For those who didn't win, Ms. Gregory's book releases today and will be easy to find in most bookstores. I have a copy that I plan to review in September, so check back then and share your thoughts.

Many thanks to Ms. Gregory and Kelly at Touchstone for making this contest possible!

In the coming weeks, you'll find here on the blog: an interview with author Jules Watson and review of her latest book, THE SWAN MAIDEN; a guest post, giveaway and reader question-and-answer with bestselling author Michelle Moran; the last segment in the story of King François's captivity; a post about his first mistress, the elegant Françoise de Foix; and an Italian ambassador's scathing critique of François's showcase, the château of Fontainebleau. Come back soon!

Tuesday, August 11, 2009

Book Giveaway: THE WHITE QUEEN by Philippa Gregory

I am pleased to announce that I will be giving away two copies of Philippa Gregory's new novel, THE WHITE QUEEN. The novel, the first in a series set in fifteenth-century England during the Wars of the Roses, focuses on Edward Elizabeth Woodville, Queen Consort of King Edward IV.

Amazon describes the book: "THE WHITE QUEEN tells the story of a woman of extraordinary beauty and ambition who, catching the eye of the newly crowned boy king, marries him in secret and ascends to royalty. While Elizabeth rises to the demands of her exalted position and fights for the success of her family, her two sons become central figures in a mystery that has confounded historians for centuries: the missing princes in the Tower of London whose fate is still unknown. From her uniquely qualified perspective, Philippa Gregory explores this most famous unsolved mystery of English history, informed by impeccable research and framed by her inimitable storytelling skills." The website includes a Conversation with Philippa Gregory which explores, among other things, Ms. Gregory's switch to this new period in British history and the appeal of Elizabeth Woodville.

To enter the contest to win one of the books, please leave a comment telling me how many of Philippa Gregory's novels you have read.
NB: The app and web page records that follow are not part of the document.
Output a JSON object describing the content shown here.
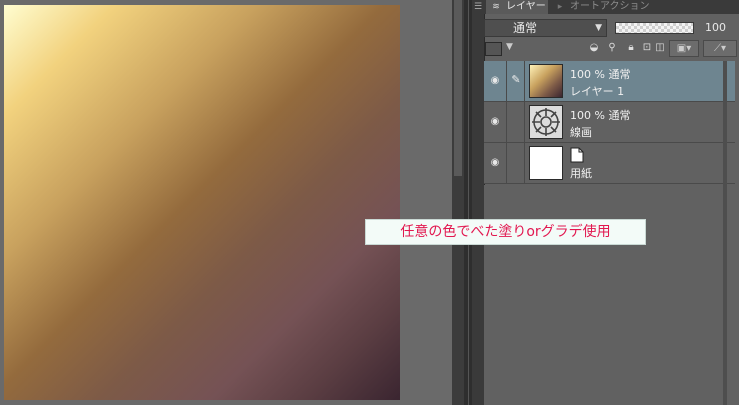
{
  "layer_panel": {
    "tabs": [
      {
        "label": "レイヤー",
        "icon": "layers-icon",
        "active": true
      },
      {
        "label": "オートアクション",
        "icon": "auto-action-icon",
        "active": false
      }
    ],
    "blend_mode": "通常",
    "opacity_value": "100",
    "layers": [
      {
        "line1": "100 % 通常",
        "line2": "レイヤー 1",
        "selected": true,
        "visible": true,
        "thumbnail": "gradient",
        "editing": true
      },
      {
        "line1": "100 % 通常",
        "line2": "線画",
        "selected": false,
        "visible": true,
        "thumbnail": "line-art",
        "editing": false
      },
      {
        "line1": "",
        "line2": "用紙",
        "selected": false,
        "visible": true,
        "thumbnail": "paper",
        "editing": false
      }
    ]
  },
  "annotation": {
    "text": "任意の色でべた塗りorグラデ使用"
  },
  "colors": {
    "panel_bg": "#616161",
    "selected_row": "#6e8590",
    "annotation_text": "#e2174f"
  }
}
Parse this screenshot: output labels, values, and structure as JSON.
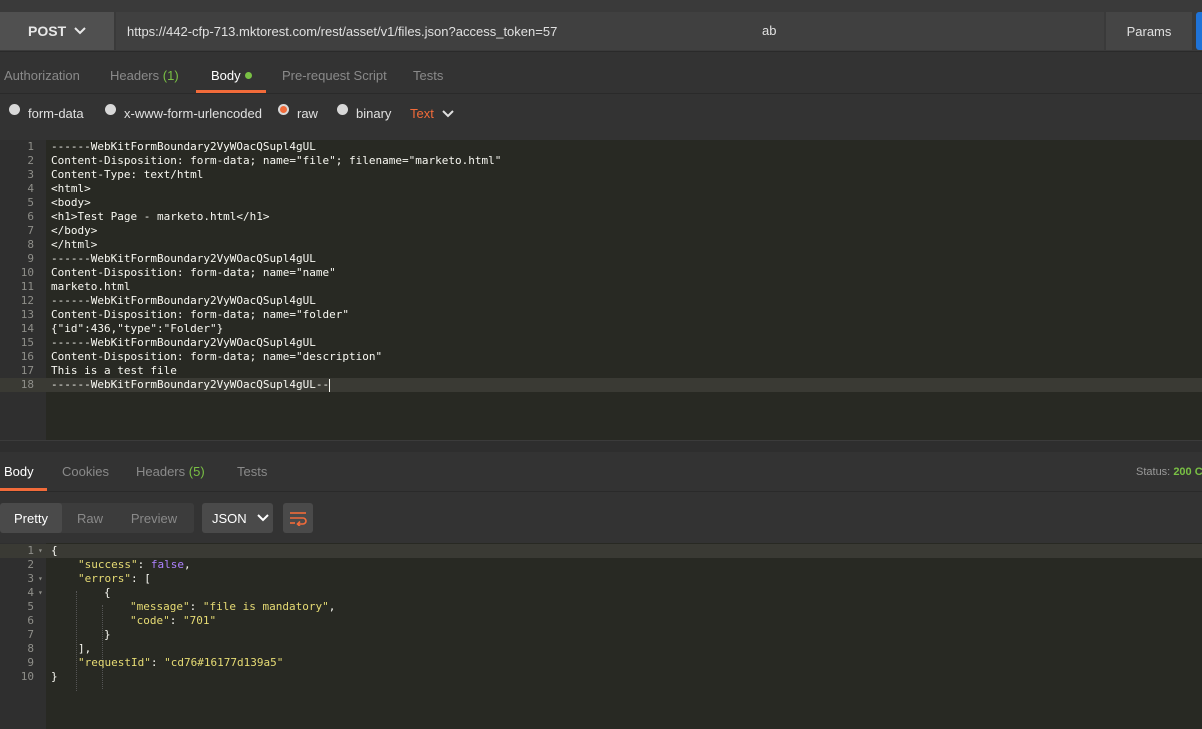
{
  "request": {
    "method": "POST",
    "url": "https://442-cfp-713.mktorest.com/rest/asset/v1/files.json?access_token=57",
    "url_tail": "ab",
    "params_label": "Params"
  },
  "request_tabs": {
    "authorization": "Authorization",
    "headers_label": "Headers",
    "headers_count": "(1)",
    "body": "Body",
    "prerequest": "Pre-request Script",
    "tests": "Tests"
  },
  "body_options": {
    "form_data": "form-data",
    "urlencoded": "x-www-form-urlencoded",
    "raw": "raw",
    "binary": "binary",
    "text_type": "Text"
  },
  "request_body": {
    "lines": [
      "------WebKitFormBoundary2VyWOacQSupl4gUL",
      "Content-Disposition: form-data; name=\"file\"; filename=\"marketo.html\"",
      "Content-Type: text/html",
      "<html>",
      "<body>",
      "<h1>Test Page - marketo.html</h1>",
      "</body>",
      "</html>",
      "------WebKitFormBoundary2VyWOacQSupl4gUL",
      "Content-Disposition: form-data; name=\"name\"",
      "marketo.html",
      "------WebKitFormBoundary2VyWOacQSupl4gUL",
      "Content-Disposition: form-data; name=\"folder\"",
      "{\"id\":436,\"type\":\"Folder\"}",
      "------WebKitFormBoundary2VyWOacQSupl4gUL",
      "Content-Disposition: form-data; name=\"description\"",
      "This is a test file",
      "------WebKitFormBoundary2VyWOacQSupl4gUL--"
    ]
  },
  "response_tabs": {
    "body": "Body",
    "cookies": "Cookies",
    "headers_label": "Headers",
    "headers_count": "(5)",
    "tests": "Tests",
    "status_label": "Status:",
    "status_value": "200 C"
  },
  "response_view": {
    "pretty": "Pretty",
    "raw": "Raw",
    "preview": "Preview",
    "format": "JSON"
  },
  "response_body": {
    "l1": "{",
    "success_key": "\"success\"",
    "success_val": "false",
    "errors_key": "\"errors\"",
    "l3_open": "[",
    "l4": "{",
    "message_key": "\"message\"",
    "message_val": "\"file is mandatory\"",
    "code_key": "\"code\"",
    "code_val": "\"701\"",
    "l7": "}",
    "l8": "],",
    "requestid_key": "\"requestId\"",
    "requestid_val": "\"cd76#16177d139a5\"",
    "l10": "}"
  },
  "colors": {
    "accent": "#f26b3a",
    "success_green": "#79c044",
    "send_blue": "#1f73d8"
  }
}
Become a follower of this blog and receive an additional entry! Contest closes at 11 pm PST on Monday, August 17; winners names will be posted on the novel's official release date, August 18. Check back to see if your name was drawn and if so, to provide me your mailing address. Copies will be sent directly from Touchstone, which graciously offered the books for giveaway. Good luck!

I hope to post a review of the book some time in September.